I kicked off this 3-parter on how to solve the triple scandal of tuition fees by looking at how the current system of fees and loans protects the status quo in higher education.
We now come to the second scandal of this system — that it perpetuates a model of higher education that takes no account of the huge impact digital technologies are having on the world. With fees set at a level designed to sustain their existing modus operandi, there is little incentive for institutions to modernise how they operate, or to explore innovative new ways to deliver degree courses.
Where’s the investment in digital innovation?
It may be that the entire notion of a three-year course at a traditional campus university will become obsolete in a few years’ time. In the US, higher education institutions have been experimenting with Massive Open Online Courses (MOOCs) and the co-founder of leading MOOC provider Coursera believes top universities will soon offer full degree courses entirely online to those who wish to study in that way. The potential exists to create degree courses that combine campus attendance with distance learning and work placements, at a much lower overall cost to students than the current system.

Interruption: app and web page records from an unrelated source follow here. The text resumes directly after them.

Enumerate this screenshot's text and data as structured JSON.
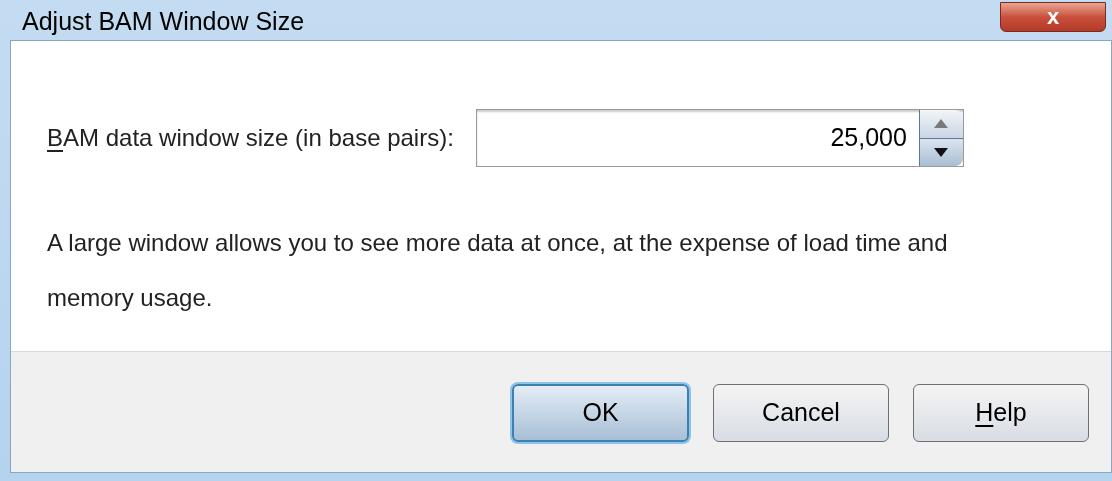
{
  "window": {
    "title": "Adjust BAM Window Size",
    "close_label": "x"
  },
  "field": {
    "label": "BAM data window size (in base pairs):",
    "mnemonic_first": true,
    "value": "25,000"
  },
  "message": "A large window allows you to see more data at once, at the expense of load time and memory usage.",
  "buttons": [
    {
      "label": "OK",
      "default": true,
      "mnemonic_first": false
    },
    {
      "label": "Cancel",
      "default": false,
      "mnemonic_first": false
    },
    {
      "label": "Help",
      "default": false,
      "mnemonic_first": true
    }
  ]
}
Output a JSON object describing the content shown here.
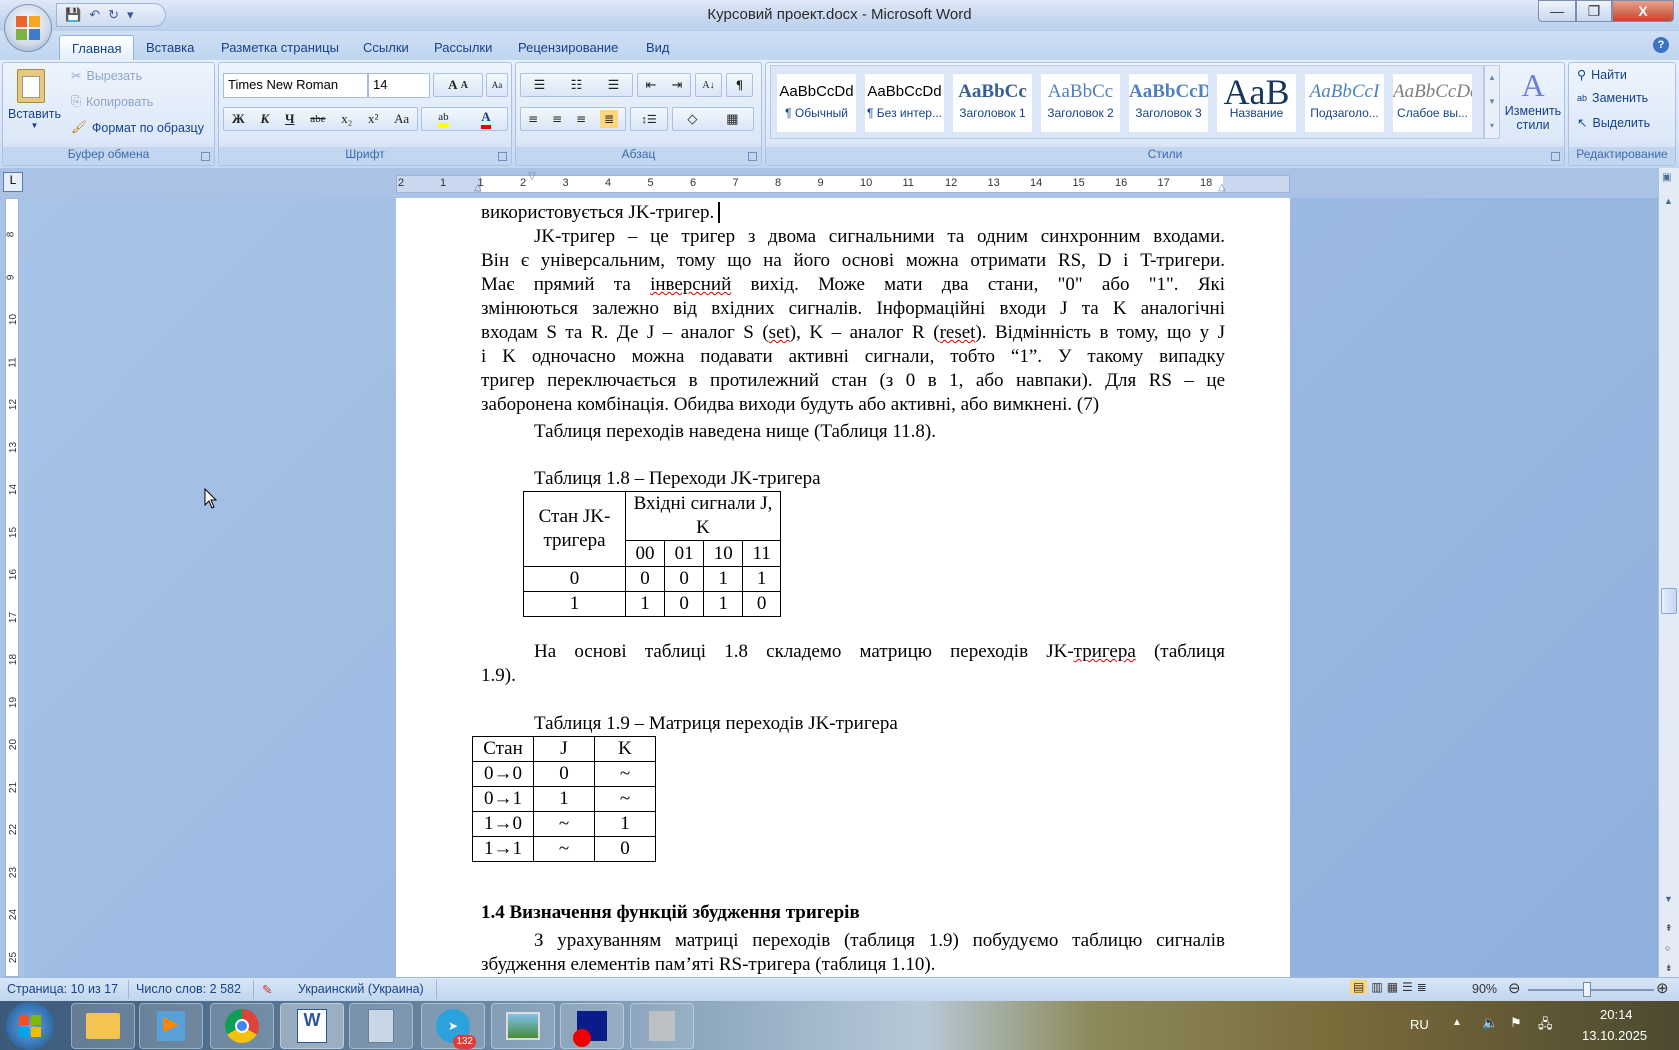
{
  "window": {
    "title": "Курсовий проект.docx - Microsoft Word",
    "minimize": "—",
    "restore": "❐",
    "close": "X",
    "help": "?"
  },
  "qat": {
    "save": "💾",
    "undo": "↶",
    "redo": "↻",
    "more": "▾"
  },
  "tabs": [
    "Главная",
    "Вставка",
    "Разметка страницы",
    "Ссылки",
    "Рассылки",
    "Рецензирование",
    "Вид"
  ],
  "clipboard": {
    "paste": "Вставить",
    "cut": "Вырезать",
    "copy": "Копировать",
    "format_painter": "Формат по образцу",
    "label": "Буфер обмена"
  },
  "font": {
    "name": "Times New Roman",
    "size": "14",
    "grow": "A",
    "shrink": "A",
    "clear": "Aa",
    "bold": "Ж",
    "italic": "К",
    "underline": "Ч",
    "strike": "abe",
    "sub": "x₂",
    "sup": "x²",
    "case": "Аа",
    "highlight": "ab",
    "color": "A",
    "label": "Шрифт"
  },
  "paragraph": {
    "bullets": "☰",
    "numbering": "☷",
    "multilevel": "☰",
    "outdent": "⇤",
    "indent": "⇥",
    "sort": "A↓",
    "pilcrow": "¶",
    "line_spacing": "↕☰",
    "shading": "◇",
    "borders": "▦",
    "label": "Абзац"
  },
  "styles": {
    "items": [
      {
        "preview": "AaBbCcDd",
        "name": "¶ Обычный",
        "color": "#000000"
      },
      {
        "preview": "AaBbCcDd",
        "name": "¶ Без интер...",
        "color": "#000000"
      },
      {
        "preview": "AaBbCc",
        "name": "Заголовок 1",
        "color": "#365f91"
      },
      {
        "preview": "AaBbCc",
        "name": "Заголовок 2",
        "color": "#4f81bd"
      },
      {
        "preview": "AaBbCcD",
        "name": "Заголовок 3",
        "color": "#4f81bd"
      },
      {
        "preview": "AaB",
        "name": "Название",
        "color": "#17365d"
      },
      {
        "preview": "AaBbCcI",
        "name": "Подзаголо...",
        "color": "#4f81bd"
      },
      {
        "preview": "AaBbCcDd",
        "name": "Слабое вы...",
        "color": "#808080"
      }
    ],
    "change": "Изменить стили",
    "label": "Стили"
  },
  "editing": {
    "find": "Найти",
    "replace": "Заменить",
    "select": "Выделить",
    "label": "Редактирование"
  },
  "ruler": {
    "h": [
      "2",
      "1",
      "1",
      "2",
      "3",
      "4",
      "5",
      "6",
      "7",
      "8",
      "9",
      "10",
      "11",
      "12",
      "13",
      "14",
      "15",
      "16",
      "17",
      "18"
    ],
    "v": [
      "8",
      "9",
      "10",
      "11",
      "12",
      "13",
      "14",
      "15",
      "16",
      "17",
      "18",
      "19",
      "20",
      "21",
      "22",
      "23",
      "24",
      "25"
    ]
  },
  "doc": {
    "line0": "використовується JK-тригер.",
    "para1": [
      "JK-тригер – це тригер з двома сигнальними та одним синхронним входами.",
      "Він є універсальним, тому що на його основі можна отримати RS, D і T-тригери.",
      [
        "Має прямий та ",
        "інверсний",
        " вихід. Може мати два стани, \"0\" або \"1\". Які"
      ],
      "змінюються залежно від вхідних сигналів. Інформаційні входи J та K аналогічні",
      [
        "входам S та R. Де J – аналог S (",
        "set",
        "), K – аналог R (",
        "reset",
        "). Відмінність в тому, що у J"
      ],
      "і K одночасно можна подавати активні сигнали, тобто “1”. У такому випадку",
      "тригер переключається в протилежний стан (з 0 в 1, або навпаки). Для RS – це",
      "заборонена комбінація. Обидва виходи будуть або активні, або вимкнені. (7)"
    ],
    "line_ref": "Таблиця переходів наведена нище (Таблиця 11.8).",
    "table18": {
      "caption": "Таблиця 1.8 – Переходи JK-тригера",
      "h1": "Стан JK-тригера",
      "h2": "Вхідні сигнали J, K",
      "cols": [
        "00",
        "01",
        "10",
        "11"
      ],
      "rows": [
        [
          "0",
          "0",
          "0",
          "1",
          "1"
        ],
        [
          "1",
          "1",
          "0",
          "1",
          "0"
        ]
      ]
    },
    "para2": [
      "На основі таблиці 1.8 складемо матрицю переходів JK-",
      "тригера",
      " (таблиця",
      "1.9)."
    ],
    "table19": {
      "caption": "Таблиця 1.9 – Матриця переходів JK-тригера",
      "header": [
        "Стан",
        "J",
        "K"
      ],
      "rows": [
        [
          "0→0",
          "0",
          "~"
        ],
        [
          "0→1",
          "1",
          "~"
        ],
        [
          "1→0",
          "~",
          "1"
        ],
        [
          "1→1",
          "~",
          "0"
        ]
      ]
    },
    "heading": "1.4 Визначення функцій збудження тригерів",
    "para3": [
      "З урахуванням матриці переходів (таблиця 1.9) побудуємо таблицю сигналів",
      "збудження елементів пам’яті RS-тригера (таблиця 1.10)."
    ]
  },
  "status": {
    "page": "Страница: 10 из 17",
    "words": "Число слов: 2 582",
    "language": "Украинский (Украина)",
    "zoom": "90%",
    "zoom_level": 0.9
  },
  "taskbar": {
    "telegram_badge": "132",
    "lang": "RU",
    "time": "20:14",
    "date": "13.10.2025"
  }
}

But while the Open University’s own MOOC FutureLearn has begun to work with some UK institutions, take-up here has been glacial. Why invest in digital innovation and new course structures if it might slay the golden goose of £9000-a-year tuition fees?
The entire concept of debt-funded tuition fees treats the current system as immutable. It is rooted in the notion that a degree is a qualification that prepares the individual for a single lifetime career. That’s a rather old-fashioned belief to cling to in a world of rapidly changing employment patterns. It may still hold true for doctors and lawyers, but these days few people expect to be doing the same job for life.

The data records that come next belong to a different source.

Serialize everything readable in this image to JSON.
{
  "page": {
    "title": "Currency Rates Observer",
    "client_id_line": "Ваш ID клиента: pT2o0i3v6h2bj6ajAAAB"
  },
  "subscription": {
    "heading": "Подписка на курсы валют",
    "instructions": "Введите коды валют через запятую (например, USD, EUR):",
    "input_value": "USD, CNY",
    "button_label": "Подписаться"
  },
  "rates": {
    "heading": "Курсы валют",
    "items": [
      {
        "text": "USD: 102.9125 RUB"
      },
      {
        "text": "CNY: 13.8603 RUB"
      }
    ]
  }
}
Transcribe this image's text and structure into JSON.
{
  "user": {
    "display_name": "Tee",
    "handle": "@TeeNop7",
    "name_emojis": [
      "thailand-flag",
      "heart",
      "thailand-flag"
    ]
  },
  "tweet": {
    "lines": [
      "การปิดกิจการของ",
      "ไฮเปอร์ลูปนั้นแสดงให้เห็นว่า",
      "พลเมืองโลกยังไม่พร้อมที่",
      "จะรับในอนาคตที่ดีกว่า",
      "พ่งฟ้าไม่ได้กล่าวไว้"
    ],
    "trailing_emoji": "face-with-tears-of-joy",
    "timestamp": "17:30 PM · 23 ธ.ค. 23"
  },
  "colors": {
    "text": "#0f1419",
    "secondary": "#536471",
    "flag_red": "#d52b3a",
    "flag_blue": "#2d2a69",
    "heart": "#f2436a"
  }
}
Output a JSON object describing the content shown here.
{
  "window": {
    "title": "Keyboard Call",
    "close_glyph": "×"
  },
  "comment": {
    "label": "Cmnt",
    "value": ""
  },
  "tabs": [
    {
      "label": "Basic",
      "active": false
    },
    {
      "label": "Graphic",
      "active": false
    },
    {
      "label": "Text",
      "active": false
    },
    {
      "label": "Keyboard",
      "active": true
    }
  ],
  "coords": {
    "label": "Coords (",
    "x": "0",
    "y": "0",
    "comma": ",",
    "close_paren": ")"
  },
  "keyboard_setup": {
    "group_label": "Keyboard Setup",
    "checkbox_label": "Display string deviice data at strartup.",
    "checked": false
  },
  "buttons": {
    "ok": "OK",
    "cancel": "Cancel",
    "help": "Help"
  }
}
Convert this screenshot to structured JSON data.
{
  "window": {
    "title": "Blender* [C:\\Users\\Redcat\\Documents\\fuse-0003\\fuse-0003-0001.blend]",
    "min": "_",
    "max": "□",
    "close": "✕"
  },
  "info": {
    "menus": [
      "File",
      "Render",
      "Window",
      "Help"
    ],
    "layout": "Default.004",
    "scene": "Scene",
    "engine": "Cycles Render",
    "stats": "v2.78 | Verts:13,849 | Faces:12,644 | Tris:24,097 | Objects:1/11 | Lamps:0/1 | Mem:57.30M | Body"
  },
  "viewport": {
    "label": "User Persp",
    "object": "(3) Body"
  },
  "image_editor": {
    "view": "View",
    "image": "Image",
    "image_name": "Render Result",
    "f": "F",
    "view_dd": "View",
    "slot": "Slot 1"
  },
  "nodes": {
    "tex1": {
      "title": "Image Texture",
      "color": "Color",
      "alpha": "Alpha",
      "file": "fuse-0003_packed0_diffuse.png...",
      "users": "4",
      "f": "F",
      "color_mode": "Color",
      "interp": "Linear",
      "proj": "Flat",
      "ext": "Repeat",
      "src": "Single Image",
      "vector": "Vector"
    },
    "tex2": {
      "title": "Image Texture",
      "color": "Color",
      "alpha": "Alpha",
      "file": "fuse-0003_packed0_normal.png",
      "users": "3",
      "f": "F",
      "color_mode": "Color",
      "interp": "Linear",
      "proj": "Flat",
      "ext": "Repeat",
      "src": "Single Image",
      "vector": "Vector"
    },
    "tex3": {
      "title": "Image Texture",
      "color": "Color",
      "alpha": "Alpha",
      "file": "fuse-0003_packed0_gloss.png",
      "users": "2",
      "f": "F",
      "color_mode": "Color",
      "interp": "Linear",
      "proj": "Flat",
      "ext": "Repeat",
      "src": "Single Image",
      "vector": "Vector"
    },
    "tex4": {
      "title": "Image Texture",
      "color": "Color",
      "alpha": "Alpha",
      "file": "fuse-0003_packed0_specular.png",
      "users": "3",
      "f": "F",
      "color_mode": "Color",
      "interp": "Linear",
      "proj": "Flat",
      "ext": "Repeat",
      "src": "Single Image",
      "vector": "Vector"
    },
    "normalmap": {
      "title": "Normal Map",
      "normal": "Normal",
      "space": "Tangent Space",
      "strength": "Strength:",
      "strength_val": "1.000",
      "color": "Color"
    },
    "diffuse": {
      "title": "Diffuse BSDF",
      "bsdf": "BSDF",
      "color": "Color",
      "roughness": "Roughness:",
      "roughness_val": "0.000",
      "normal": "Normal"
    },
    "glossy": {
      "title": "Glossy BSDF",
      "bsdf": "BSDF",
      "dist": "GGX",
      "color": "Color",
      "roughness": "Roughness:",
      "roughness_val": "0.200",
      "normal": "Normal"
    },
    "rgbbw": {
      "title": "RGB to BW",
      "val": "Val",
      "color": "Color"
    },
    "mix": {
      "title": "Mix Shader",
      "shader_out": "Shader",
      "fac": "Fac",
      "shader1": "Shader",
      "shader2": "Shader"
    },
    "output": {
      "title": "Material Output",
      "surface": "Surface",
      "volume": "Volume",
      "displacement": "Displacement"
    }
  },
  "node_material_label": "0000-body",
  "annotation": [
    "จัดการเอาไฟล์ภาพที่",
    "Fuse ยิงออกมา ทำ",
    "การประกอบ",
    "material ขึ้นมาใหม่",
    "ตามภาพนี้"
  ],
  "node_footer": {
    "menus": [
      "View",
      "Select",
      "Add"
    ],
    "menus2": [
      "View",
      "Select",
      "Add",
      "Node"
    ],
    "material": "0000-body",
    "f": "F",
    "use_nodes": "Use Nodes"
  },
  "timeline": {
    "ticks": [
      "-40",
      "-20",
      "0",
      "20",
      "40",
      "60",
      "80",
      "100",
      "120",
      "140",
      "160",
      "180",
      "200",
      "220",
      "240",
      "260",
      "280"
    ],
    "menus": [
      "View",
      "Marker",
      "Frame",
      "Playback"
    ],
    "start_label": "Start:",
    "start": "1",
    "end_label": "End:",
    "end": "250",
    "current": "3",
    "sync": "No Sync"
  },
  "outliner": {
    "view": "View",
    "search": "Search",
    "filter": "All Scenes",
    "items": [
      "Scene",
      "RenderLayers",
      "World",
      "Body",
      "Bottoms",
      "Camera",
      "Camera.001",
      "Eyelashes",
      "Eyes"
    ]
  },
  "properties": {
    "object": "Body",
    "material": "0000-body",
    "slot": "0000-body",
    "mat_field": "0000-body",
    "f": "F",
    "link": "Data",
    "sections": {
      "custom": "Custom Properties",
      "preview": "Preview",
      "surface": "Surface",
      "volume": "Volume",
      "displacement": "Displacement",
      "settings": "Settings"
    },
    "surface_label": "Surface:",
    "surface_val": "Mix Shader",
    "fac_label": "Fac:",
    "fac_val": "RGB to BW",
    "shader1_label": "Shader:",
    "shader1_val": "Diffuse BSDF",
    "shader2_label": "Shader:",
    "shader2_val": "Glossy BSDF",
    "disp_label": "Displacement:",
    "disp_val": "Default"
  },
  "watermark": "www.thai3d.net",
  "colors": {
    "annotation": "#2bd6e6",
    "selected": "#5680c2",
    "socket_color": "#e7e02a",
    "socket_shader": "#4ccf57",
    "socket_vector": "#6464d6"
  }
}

Most young graduates believe that it’s normal to change employers every few years, and many see themselves trying out several different careers during their lifetime. Technology advances and the expected rapid innovation in robotics and artificial intelligence (AI) over the course of this century can only accelerate that trend.
Seizing the AI dividend
Some futurists are even predicting that AI will eliminate jobs entirely for whole sections of the population. Others argue that new jobs will eventually be created in their place, but warn of economic turmoil in the meantime.
These technology trends demand fresh thinking about the structure and delivery of tertiary education. They also present the opportunity of an entirely new source of funding — an ‘AI dividend’ or ‘robot tax’ that redistributes the rising profits of automation back to society. French economist Thomas Piketty has argued that the return on capital in our increasingly automated society is accelerating away from the share paid out to workers. The impact of artificial intelligence can only exacerbate that trend.
To redress the balance, I have argued that the tech industry should lobby for a robot tax , before politicians impose one anyway. The form of the tax would be very simple:
A small, generic levy on company profits that reflects the greater leverage that capital can achieve with the augmentation of modern technology … whose proceeds are invested in society for the greater good.
Others have argued for funding a Universal Basic Income out of such a tax, but the huge costs and likely controversy make UBI a remote possibility in the foreseeable future. In comparison, a modest increase in corporation tax in order to bring fresh funding into the education sector would introduce the principle on a far smaller scale — and for a much more politically acceptable purpose.
But it would be a sadly missed opportunity if we were to change the source of funding without a radical overhaul of how it is spent. In particular, it is time to expose and eradicate the third scandal of the current system. That, along with a new model to govern how the funding is put to work, will be the subject of my third post today.